**PROBLEM:**
All of the records must come back exactly. Please repeat them in full.
---------- INPUT MATERIAL
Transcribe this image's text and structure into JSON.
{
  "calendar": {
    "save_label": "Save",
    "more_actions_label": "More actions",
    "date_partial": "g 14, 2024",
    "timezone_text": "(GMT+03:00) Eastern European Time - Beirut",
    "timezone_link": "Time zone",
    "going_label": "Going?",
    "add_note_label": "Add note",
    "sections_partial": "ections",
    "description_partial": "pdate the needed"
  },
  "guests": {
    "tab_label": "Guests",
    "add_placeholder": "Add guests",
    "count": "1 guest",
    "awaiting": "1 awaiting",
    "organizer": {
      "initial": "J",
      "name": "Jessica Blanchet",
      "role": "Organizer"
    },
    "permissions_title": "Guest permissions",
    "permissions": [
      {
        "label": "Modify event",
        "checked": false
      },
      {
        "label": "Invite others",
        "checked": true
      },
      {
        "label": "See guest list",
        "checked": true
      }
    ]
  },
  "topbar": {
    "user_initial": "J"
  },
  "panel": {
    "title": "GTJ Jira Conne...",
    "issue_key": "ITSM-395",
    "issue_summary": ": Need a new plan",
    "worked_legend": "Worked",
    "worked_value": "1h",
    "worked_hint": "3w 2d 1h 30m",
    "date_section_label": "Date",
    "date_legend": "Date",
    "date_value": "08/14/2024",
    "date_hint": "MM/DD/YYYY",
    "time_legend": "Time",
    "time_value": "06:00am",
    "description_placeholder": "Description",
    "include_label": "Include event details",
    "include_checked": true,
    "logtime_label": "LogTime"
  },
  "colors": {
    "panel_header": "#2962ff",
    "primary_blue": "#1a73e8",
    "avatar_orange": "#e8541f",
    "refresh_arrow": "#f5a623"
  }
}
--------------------
**ANSWER SPACE:**
Transcribe this image's text and structure into JSON.
{
  "calendar": {
    "save_label": "Save",
    "more_actions_label": "More actions",
    "date_partial": "g 14, 2024",
    "timezone_text": "(GMT+03:00) Eastern European Time - Beirut",
    "timezone_link": "Time zone",
    "going_label": "Going?",
    "add_note_label": "Add note",
    "sections_partial": "ections",
    "description_partial": "pdate the needed"
  },
  "guests": {
    "tab_label": "Guests",
    "add_placeholder": "Add guests",
    "count": "1 guest",
    "awaiting": "1 awaiting",
    "organizer": {
      "initial": "J",
      "name": "Jessica Blanchet",
      "role": "Organizer"
    },
    "permissions_title": "Guest permissions",
    "permissions": [
      {
        "label": "Modify event",
        "checked": false
      },
      {
        "label": "Invite others",
        "checked": true
      },
      {
        "label": "See guest list",
        "checked": true
      }
    ]
  },
  "topbar": {
    "user_initial": "J"
  },
  "panel": {
    "title": "GTJ Jira Conne...",
    "issue_key": "ITSM-395",
    "issue_summary": ": Need a new plan",
    "worked_legend": "Worked",
    "worked_value": "1h",
    "worked_hint": "3w 2d 1h 30m",
    "date_section_label": "Date",
    "date_legend": "Date",
    "date_value": "08/14/2024",
    "date_hint": "MM/DD/YYYY",
    "time_legend": "Time",
    "time_value": "06:00am",
    "description_placeholder": "Description",
    "include_label": "Include event details",
    "include_checked": true,
    "logtime_label": "LogTime"
  },
  "colors": {
    "panel_header": "#2962ff",
    "primary_blue": "#1a73e8",
    "avatar_orange": "#e8541f",
    "refresh_arrow": "#f5a623"
  }
}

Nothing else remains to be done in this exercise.